--- TASK STATEMENT ---
A word-for-word copy of the entries below is required.

--- PROVIDED RECORDS ---
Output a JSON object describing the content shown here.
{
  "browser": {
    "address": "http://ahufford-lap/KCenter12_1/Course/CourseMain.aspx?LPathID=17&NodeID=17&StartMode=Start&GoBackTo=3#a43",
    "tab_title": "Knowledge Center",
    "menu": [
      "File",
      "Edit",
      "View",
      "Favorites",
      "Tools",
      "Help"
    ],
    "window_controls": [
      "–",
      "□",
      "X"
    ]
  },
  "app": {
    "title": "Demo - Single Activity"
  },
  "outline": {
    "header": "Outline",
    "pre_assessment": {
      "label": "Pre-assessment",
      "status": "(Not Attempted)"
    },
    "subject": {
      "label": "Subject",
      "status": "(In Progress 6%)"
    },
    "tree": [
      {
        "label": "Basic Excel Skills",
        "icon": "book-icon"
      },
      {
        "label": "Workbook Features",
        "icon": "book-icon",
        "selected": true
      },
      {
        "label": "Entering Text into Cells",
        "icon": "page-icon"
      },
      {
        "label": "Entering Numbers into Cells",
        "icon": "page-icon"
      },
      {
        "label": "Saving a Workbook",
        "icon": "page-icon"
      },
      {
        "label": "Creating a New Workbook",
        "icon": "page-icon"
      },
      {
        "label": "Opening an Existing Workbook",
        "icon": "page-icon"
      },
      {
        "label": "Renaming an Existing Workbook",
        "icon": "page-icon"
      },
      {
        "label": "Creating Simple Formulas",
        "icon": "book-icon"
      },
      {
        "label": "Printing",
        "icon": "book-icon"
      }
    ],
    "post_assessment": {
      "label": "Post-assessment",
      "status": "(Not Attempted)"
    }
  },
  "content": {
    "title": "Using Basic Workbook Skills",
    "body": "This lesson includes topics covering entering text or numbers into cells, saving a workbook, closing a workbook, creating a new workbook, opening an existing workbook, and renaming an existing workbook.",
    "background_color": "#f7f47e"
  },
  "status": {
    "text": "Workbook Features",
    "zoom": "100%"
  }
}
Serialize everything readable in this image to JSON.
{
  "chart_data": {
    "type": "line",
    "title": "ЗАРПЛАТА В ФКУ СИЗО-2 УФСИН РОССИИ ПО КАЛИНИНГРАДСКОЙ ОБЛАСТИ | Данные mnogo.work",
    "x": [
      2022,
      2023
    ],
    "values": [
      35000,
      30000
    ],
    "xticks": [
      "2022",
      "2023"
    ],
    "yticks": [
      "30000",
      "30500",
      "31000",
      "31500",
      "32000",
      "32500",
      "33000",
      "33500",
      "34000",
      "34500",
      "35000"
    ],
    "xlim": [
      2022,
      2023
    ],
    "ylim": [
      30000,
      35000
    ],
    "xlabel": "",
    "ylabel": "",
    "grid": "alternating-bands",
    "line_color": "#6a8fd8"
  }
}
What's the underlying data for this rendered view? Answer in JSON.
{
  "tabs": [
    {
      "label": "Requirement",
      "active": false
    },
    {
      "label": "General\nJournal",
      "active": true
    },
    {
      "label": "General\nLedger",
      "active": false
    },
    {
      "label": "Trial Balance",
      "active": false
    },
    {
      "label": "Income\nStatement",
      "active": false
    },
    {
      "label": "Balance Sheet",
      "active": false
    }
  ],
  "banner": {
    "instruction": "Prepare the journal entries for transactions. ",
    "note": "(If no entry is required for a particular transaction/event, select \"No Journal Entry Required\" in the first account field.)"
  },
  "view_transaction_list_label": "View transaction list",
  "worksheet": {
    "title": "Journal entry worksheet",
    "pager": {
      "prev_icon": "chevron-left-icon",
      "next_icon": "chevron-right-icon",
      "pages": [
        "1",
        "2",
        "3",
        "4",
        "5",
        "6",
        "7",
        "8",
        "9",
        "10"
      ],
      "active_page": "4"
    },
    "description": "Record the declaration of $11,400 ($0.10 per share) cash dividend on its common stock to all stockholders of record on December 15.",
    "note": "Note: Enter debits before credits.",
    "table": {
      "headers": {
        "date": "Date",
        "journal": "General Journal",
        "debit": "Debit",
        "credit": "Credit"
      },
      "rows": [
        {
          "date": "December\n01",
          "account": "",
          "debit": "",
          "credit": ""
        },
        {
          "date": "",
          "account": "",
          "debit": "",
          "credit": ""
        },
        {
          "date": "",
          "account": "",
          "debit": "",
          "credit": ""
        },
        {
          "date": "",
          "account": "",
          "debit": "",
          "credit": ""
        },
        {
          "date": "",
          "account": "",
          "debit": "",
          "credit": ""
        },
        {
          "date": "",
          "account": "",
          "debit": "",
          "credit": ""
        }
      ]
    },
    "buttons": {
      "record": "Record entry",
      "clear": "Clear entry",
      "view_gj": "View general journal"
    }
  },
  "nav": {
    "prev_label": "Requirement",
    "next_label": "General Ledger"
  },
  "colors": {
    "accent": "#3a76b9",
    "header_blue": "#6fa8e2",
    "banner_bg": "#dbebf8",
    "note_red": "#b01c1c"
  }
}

--- EXERCISE SOLUTION ---
Output a JSON object describing the content shown here.
{
  "browser": {
    "address": "http://ahufford-lap/KCenter12_1/Course/CourseMain.aspx?LPathID=17&NodeID=17&StartMode=Start&GoBackTo=3#a43",
    "tab_title": "Knowledge Center",
    "menu": [
      "File",
      "Edit",
      "View",
      "Favorites",
      "Tools",
      "Help"
    ],
    "window_controls": [
      "–",
      "□",
      "X"
    ]
  },
  "app": {
    "title": "Demo - Single Activity"
  },
  "outline": {
    "header": "Outline",
    "pre_assessment": {
      "label": "Pre-assessment",
      "status": "(Not Attempted)"
    },
    "subject": {
      "label": "Subject",
      "status": "(In Progress 6%)"
    },
    "tree": [
      {
        "label": "Basic Excel Skills",
        "icon": "book-icon"
      },
      {
        "label": "Workbook Features",
        "icon": "book-icon",
        "selected": true
      },
      {
        "label": "Entering Text into Cells",
        "icon": "page-icon"
      },
      {
        "label": "Entering Numbers into Cells",
        "icon": "page-icon"
      },
      {
        "label": "Saving a Workbook",
        "icon": "page-icon"
      },
      {
        "label": "Creating a New Workbook",
        "icon": "page-icon"
      },
      {
        "label": "Opening an Existing Workbook",
        "icon": "page-icon"
      },
      {
        "label": "Renaming an Existing Workbook",
        "icon": "page-icon"
      },
      {
        "label": "Creating Simple Formulas",
        "icon": "book-icon"
      },
      {
        "label": "Printing",
        "icon": "book-icon"
      }
    ],
    "post_assessment": {
      "label": "Post-assessment",
      "status": "(Not Attempted)"
    }
  },
  "content": {
    "title": "Using Basic Workbook Skills",
    "body": "This lesson includes topics covering entering text or numbers into cells, saving a workbook, closing a workbook, creating a new workbook, opening an existing workbook, and renaming an existing workbook.",
    "background_color": "#f7f47e"
  },
  "status": {
    "text": "Workbook Features",
    "zoom": "100%"
  }
}
Serialize everything readable in this image to JSON.
{
  "chart_data": {
    "type": "line",
    "title": "ЗАРПЛАТА В ФКУ СИЗО-2 УФСИН РОССИИ ПО КАЛИНИНГРАДСКОЙ ОБЛАСТИ | Данные mnogo.work",
    "x": [
      2022,
      2023
    ],
    "values": [
      35000,
      30000
    ],
    "xticks": [
      "2022",
      "2023"
    ],
    "yticks": [
      "30000",
      "30500",
      "31000",
      "31500",
      "32000",
      "32500",
      "33000",
      "33500",
      "34000",
      "34500",
      "35000"
    ],
    "xlim": [
      2022,
      2023
    ],
    "ylim": [
      30000,
      35000
    ],
    "xlabel": "",
    "ylabel": "",
    "grid": "alternating-bands",
    "line_color": "#6a8fd8"
  }
}
What's the underlying data for this rendered view? Answer in JSON.
{
  "tabs": [
    {
      "label": "Requirement",
      "active": false
    },
    {
      "label": "General\nJournal",
      "active": true
    },
    {
      "label": "General\nLedger",
      "active": false
    },
    {
      "label": "Trial Balance",
      "active": false
    },
    {
      "label": "Income\nStatement",
      "active": false
    },
    {
      "label": "Balance Sheet",
      "active": false
    }
  ],
  "banner": {
    "instruction": "Prepare the journal entries for transactions. ",
    "note": "(If no entry is required for a particular transaction/event, select \"No Journal Entry Required\" in the first account field.)"
  },
  "view_transaction_list_label": "View transaction list",
  "worksheet": {
    "title": "Journal entry worksheet",
    "pager": {
      "prev_icon": "chevron-left-icon",
      "next_icon": "chevron-right-icon",
      "pages": [
        "1",
        "2",
        "3",
        "4",
        "5",
        "6",
        "7",
        "8",
        "9",
        "10"
      ],
      "active_page": "4"
    },
    "description": "Record the declaration of $11,400 ($0.10 per share) cash dividend on its common stock to all stockholders of record on December 15.",
    "note": "Note: Enter debits before credits.",
    "table": {
      "headers": {
        "date": "Date",
        "journal": "General Journal",
        "debit": "Debit",
        "credit": "Credit"
      },
      "rows": [
        {
          "date": "December\n01",
          "account": "",
          "debit": "",
          "credit": ""
        },
        {
          "date": "",
          "account": "",
          "debit": "",
          "credit": ""
        },
        {
          "date": "",
          "account": "",
          "debit": "",
          "credit": ""
        },
        {
          "date": "",
          "account": "",
          "debit": "",
          "credit": ""
        },
        {
          "date": "",
          "account": "",
          "debit": "",
          "credit": ""
        },
        {
          "date": "",
          "account": "",
          "debit": "",
          "credit": ""
        }
      ]
    },
    "buttons": {
      "record": "Record entry",
      "clear": "Clear entry",
      "view_gj": "View general journal"
    }
  },
  "nav": {
    "prev_label": "Requirement",
    "next_label": "General Ledger"
  },
  "colors": {
    "accent": "#3a76b9",
    "header_blue": "#6fa8e2",
    "banner_bg": "#dbebf8",
    "note_red": "#b01c1c"
  }
}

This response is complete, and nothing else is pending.